Nowhere else could you get as good a view of the city and of the water as from the Naha Harbor Diner which sits atop a banyan tree. The venue offers a truly unique scenery as well as delectable cuisine. The menu includes seafood dishes, pasta, Okinawan pork, and steak, so your stomach will surely be satisfied no matter what it is hankering for. Guests can organize large parties here as well as intimate dinners to share with that special someone; whatever the occasion the Naha Harbor Diner is a great choice!
With traditional leg-well seats (guests sit around a table with their legs going into a below-floor level), Torizo welcomes its guests to get an authentic Japanese experience, although the menu may be quite unexpected. Torizo’s specialty is not typical Okinawan cuisine but rather, it is famous for its Miyazaki Jitokko chicken dishes! This poultry is rare to come by and is renowned in Japan for its tenderness and juicy flavor. Stop on by to Torizo and have a taste!
Situated in the center of Kokusai Street, Zizake Yokocho is the perfect place to enjoy some awamori (locally crafted Okinawan sake) along with a smattering of traditional Okinawan tapas-style dishes after a long day of souvenir shopping. Accustomed to tourists, the pictures of the prix fixe menus help indecisive visitors choose which of these healthful dishes to sample, although items can also be ordered à la carte. This venue gets crowded during the tourist season so be sure to make reservations via their website. Live traditional music and dance performances occur three times nightly beginning at 6:30p, and patrons are welcome to join the dancers on the stage at the end of the set. Feel free to bring your own awamori for a JPY2000 bottle fee.
The tastefully decorated Latin-themed interiors beckon seekers of Argentinean food, drinks and music to spend an evening at Peña Amancay. This dining and music venue serves delectable cuisine from the exotic country of its origin, also offering wines imported from the region. Conveniently located in central Naha, and easily accessible by public transportation, Peña Amancay is definitely worth a visit, not just for the food and drinks, but also for the range of folk musicians that grace its stage. Call for more information.
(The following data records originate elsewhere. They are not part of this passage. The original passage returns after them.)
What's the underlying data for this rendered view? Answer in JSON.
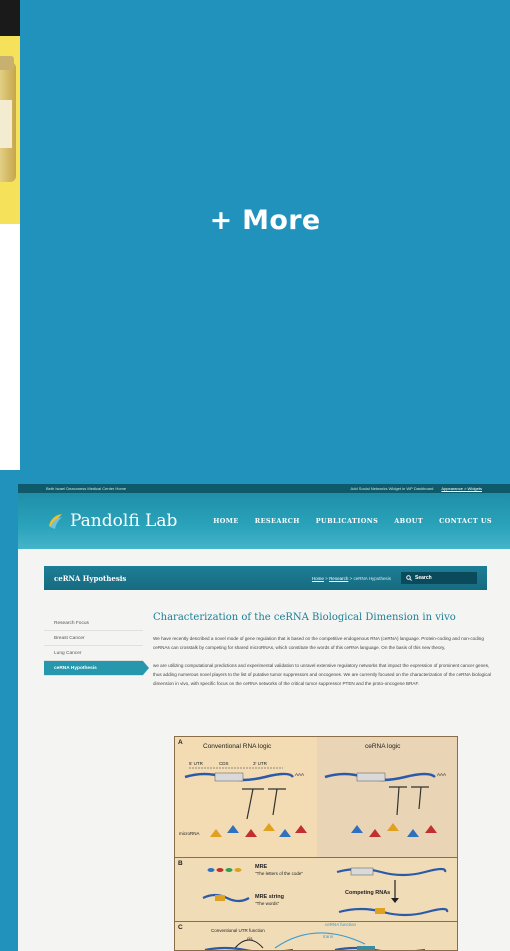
{
  "more_tile": {
    "label": "+ More",
    "color": "#2192bc"
  },
  "site": {
    "topbar": {
      "left": "Beth Israel Deaconess Medical Center Home",
      "right_1": "Add Social Networks Widget in WP Dashboard",
      "right_2": "Appearance > Widgets"
    },
    "logo_text": "Pandolfi Lab",
    "nav": [
      "HOME",
      "RESEARCH",
      "PUBLICATIONS",
      "ABOUT",
      "CONTACT US"
    ],
    "title_bar": {
      "title": "ceRNA Hypothesis",
      "crumb_home": "Home",
      "crumb_sep1": " > ",
      "crumb_research": "Research",
      "crumb_sep2": " > ",
      "crumb_current": "ceRNA Hypothesis",
      "search_label": "Search"
    },
    "sidebar": [
      {
        "label": "Research Focus"
      },
      {
        "label": "Breast Cancer"
      },
      {
        "label": "Lung Cancer"
      },
      {
        "label": "ceRNA Hypothesis"
      }
    ],
    "article": {
      "heading": "Characterization of the ceRNA Biological Dimension in vivo",
      "para1": "We have recently described a novel mode of gene regulation that is based on the competitive endogenous RNA (ceRNA) language. Protein-coding and non-coding ceRNAs can crosstalk by competing for shared microRNAs, which constitute the words of this ceRNA language. On the basis of this new theory,",
      "para2": "we are utilizing computational predictions and experimental validation to unravel extensive regulatory networks that impact the expression of prominent cancer genes, thus adding numerous novel players to the list of putative tumor suppressors and oncogenes. We are currently focused on the characterization of the ceRNA biological dimension in vivo, with specific focus on the ceRNA networks of the critical tumor suppressor PTEN and the proto-oncogene BRAF."
    },
    "figure": {
      "a_letter": "A",
      "a_left_title": "Conventional RNA logic",
      "a_right_title": "ceRNA logic",
      "utr5": "5' UTR",
      "cds": "CDS",
      "utr3": "3' UTR",
      "aaa": "AAA",
      "microrna": "microRNA",
      "b_letter": "B",
      "mre": "MRE",
      "mre_sub": "\"The letters of the code\"",
      "mre_string": "MRE string",
      "mre_string_sub": "\"The words\"",
      "competing": "Competing RNAs",
      "c_letter": "C",
      "c_title": "Conventional UTR function",
      "cis": "cis",
      "trans": "trans",
      "cerna_function": "ceRNA function"
    }
  }
}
Umi no Chinboraa is near Tomarin Port in Naha City, and its proximity to the harbor ensures that the seafood they serve is only the freshest available from the southern Yaeyama Islands. The soft lighting and hardwood floors give the restaurant and bar the feeling of a lounge, and provides a quiet place for a family or group of friends to enjoy a traditional Okinawan meal. The impressive bar offers an all-you-can-drink menu, and set meals are available for groups over four people. Private rooms with traditional seating on tatami floors or with long benches can be reserved for large parties.